Hasn’t there already been quite a bit of controversy about THE ALAMO?

I believe the film version of CATCH ME IF YOU CAN is actually more accurate than the original bio-novel. (Though it’s been a while since I’ve read it.) Abagnale has admitted to a lot of exaggeration in the book. (Though, off hand, I can’t think of any specific details.)

Yes, the original murders in the Amityville house did occur, but all the haunting stuff afterwards was a sham…

Can anybody come up with any more “true story” films that are purely fictional, like FARGO? (I know I’m missing a real obvious one.)


Uhhh, Ray Bradbury?

Pardon me for butting in, but I think the word you’re looking for is Rod Serling.

In other news . . .

A man of many odd tastes am I, and my favorite horror film is a little confection from 1981 called Student Bodies. It begins with two cards. The first:

followed by:

Yes, that’s what I heard too. One thing I did like better about the book is that he explained many of the scams he ran in much more detail than you could on the big screen. In the film, Tom Hanks just kind of “glosses over” Abagnale’s use of the MICR line to play with the routing numbers on checks, while IRL Abagnale invented that particular scam. I guess my main complaint is that in the film Abagnale comes off as just getting by on his looks, while in the book you realize that he was one smart cookie.

Ack, I totally missed the parenthetical comment after Apollo 13. My excuse is that I have a head cold :stuck_out_tongue: No offense intended, but I’m used to people trying to tear that movie apart for errors that aren’t really errors - it’s a pet peeve.

The Patriot was supposedly based on history, but the man Mel Gibson’s character was not what you would call an altogether nice guy, so his name got changed up a bit and his good deeds were exaggerated. The fictional British commander wasn’t just the “bad guy,” he was practically Satan incarnate. I can’t blame the Brits for getting irritated at his characterization.

The Emerald Forest was claimed to be based on a true story, but turns out to have been pretty much a near total invention.

  • Tamerlane

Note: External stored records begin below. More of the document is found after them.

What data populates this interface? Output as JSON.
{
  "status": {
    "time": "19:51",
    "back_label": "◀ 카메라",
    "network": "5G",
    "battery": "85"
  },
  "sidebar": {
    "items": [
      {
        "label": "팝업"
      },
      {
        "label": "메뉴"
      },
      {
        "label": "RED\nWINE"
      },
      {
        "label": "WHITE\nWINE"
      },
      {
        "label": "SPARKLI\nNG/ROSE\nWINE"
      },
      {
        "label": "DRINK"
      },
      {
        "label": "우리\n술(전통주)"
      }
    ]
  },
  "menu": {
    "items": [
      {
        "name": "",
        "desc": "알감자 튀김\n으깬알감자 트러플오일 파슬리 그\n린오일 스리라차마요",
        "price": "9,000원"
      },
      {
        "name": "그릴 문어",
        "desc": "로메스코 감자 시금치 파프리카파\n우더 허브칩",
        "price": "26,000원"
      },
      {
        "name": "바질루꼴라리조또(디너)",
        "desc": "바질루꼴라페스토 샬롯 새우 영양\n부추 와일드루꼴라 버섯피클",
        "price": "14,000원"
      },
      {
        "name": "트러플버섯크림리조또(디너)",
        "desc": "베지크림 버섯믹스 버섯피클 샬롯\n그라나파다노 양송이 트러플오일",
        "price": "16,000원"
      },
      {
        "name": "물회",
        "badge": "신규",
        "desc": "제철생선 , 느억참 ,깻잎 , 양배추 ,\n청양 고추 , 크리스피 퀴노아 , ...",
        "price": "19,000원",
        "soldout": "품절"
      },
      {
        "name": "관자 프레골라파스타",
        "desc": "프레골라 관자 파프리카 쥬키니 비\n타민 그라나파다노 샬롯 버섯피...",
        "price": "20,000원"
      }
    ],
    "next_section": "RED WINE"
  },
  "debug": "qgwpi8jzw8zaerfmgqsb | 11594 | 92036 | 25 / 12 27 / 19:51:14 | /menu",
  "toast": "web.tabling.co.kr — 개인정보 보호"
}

Oh, I dunno about that. During the FBI briefing that introduces Hanks’ character, he’s describing Abignail’s scam as a “new type of bank fraud I’ll call ‘the float’”. It may seem glossed over because of Hanks’ no-nonsense performance and the blasé reaction of the other agents, but the film never leaves Abignail’s cleverness in doubt.

Knawck knawck…

Gah! I’m always getting the two names mixed up.

The bridge collapse was VERY true. Point Pleasant, VA- 1966, I think. And author John A. Keel claims there were people claiming encounters with “Indrid Cold” which had severe emotional repercussions.

The Philadelpha Experiment. Charles Berlitz’s “based on true events” book, on which the film is based, is pretty much pure fiction.

Well, I meant that Abagnale went in to more technical detail about his scams than they showed in the movie. I know the scene you’re talking about, but it’s 20 seconds of film while there’s 2 or 3 pages about it in the book (total). To be fair though, I don’t know how you could show that in an “entertaining” way… I can’t believe that they didn’t show the “night deposit” scam though - too rich!

Also, I wanted to pimp for the flick Sweet and Lowdown. It’s a “mockumentary” based on a ficticious musician (Sean Penn) that has a love\hate relationship with (non-ficticious) Django Reinhart (hope I spelled that correctly - I’m terminal serviced into my home box and don’t have the time or bandwidth to check). ANYWAY, it’s a great movie, even if you don’t like Woody Allen (who appears in the “interview sessions”, but does not play a “role” in the film, and I don’t think he directed it either).